§ **Dataset**
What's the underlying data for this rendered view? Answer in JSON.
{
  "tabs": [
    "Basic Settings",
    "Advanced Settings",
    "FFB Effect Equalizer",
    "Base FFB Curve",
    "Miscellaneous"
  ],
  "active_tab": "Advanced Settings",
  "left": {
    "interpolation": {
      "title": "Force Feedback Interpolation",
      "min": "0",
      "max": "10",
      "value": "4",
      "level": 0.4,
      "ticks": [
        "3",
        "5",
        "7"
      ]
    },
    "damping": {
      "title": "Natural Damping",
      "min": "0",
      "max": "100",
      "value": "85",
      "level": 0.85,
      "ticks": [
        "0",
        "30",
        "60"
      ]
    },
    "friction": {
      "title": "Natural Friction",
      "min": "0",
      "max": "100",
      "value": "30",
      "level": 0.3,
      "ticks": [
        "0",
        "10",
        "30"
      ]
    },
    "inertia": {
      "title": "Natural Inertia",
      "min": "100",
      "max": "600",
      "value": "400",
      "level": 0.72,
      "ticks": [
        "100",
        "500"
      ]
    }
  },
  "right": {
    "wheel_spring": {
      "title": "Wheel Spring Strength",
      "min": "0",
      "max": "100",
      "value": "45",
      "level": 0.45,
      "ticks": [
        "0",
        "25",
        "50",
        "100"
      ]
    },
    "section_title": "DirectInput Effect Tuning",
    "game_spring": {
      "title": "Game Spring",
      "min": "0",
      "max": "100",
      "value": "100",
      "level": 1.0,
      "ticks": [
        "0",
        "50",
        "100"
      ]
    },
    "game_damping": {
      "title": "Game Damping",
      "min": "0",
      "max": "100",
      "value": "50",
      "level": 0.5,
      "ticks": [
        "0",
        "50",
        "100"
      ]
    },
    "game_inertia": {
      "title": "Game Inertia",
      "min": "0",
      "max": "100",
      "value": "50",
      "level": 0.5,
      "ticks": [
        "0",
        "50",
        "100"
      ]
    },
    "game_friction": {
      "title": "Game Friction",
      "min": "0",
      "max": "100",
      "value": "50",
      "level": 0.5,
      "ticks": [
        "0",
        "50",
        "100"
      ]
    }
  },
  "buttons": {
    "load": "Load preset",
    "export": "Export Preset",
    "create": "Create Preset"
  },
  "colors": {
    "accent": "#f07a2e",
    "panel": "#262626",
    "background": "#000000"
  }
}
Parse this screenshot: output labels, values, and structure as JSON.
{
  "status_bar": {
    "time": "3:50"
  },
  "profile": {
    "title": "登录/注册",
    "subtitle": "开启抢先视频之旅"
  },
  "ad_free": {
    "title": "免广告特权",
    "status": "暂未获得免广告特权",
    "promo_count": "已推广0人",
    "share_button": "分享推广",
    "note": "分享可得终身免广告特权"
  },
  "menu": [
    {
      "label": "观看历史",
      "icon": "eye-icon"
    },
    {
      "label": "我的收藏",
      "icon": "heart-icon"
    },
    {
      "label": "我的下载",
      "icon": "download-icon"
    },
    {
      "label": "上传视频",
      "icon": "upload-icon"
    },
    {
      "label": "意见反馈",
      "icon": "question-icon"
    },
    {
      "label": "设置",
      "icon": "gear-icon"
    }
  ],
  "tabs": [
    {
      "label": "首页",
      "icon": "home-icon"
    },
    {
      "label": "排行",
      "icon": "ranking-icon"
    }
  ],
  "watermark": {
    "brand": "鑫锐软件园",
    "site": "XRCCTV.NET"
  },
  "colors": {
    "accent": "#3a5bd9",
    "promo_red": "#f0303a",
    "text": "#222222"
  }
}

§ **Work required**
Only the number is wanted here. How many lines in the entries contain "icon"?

§ **Exercise solution**
8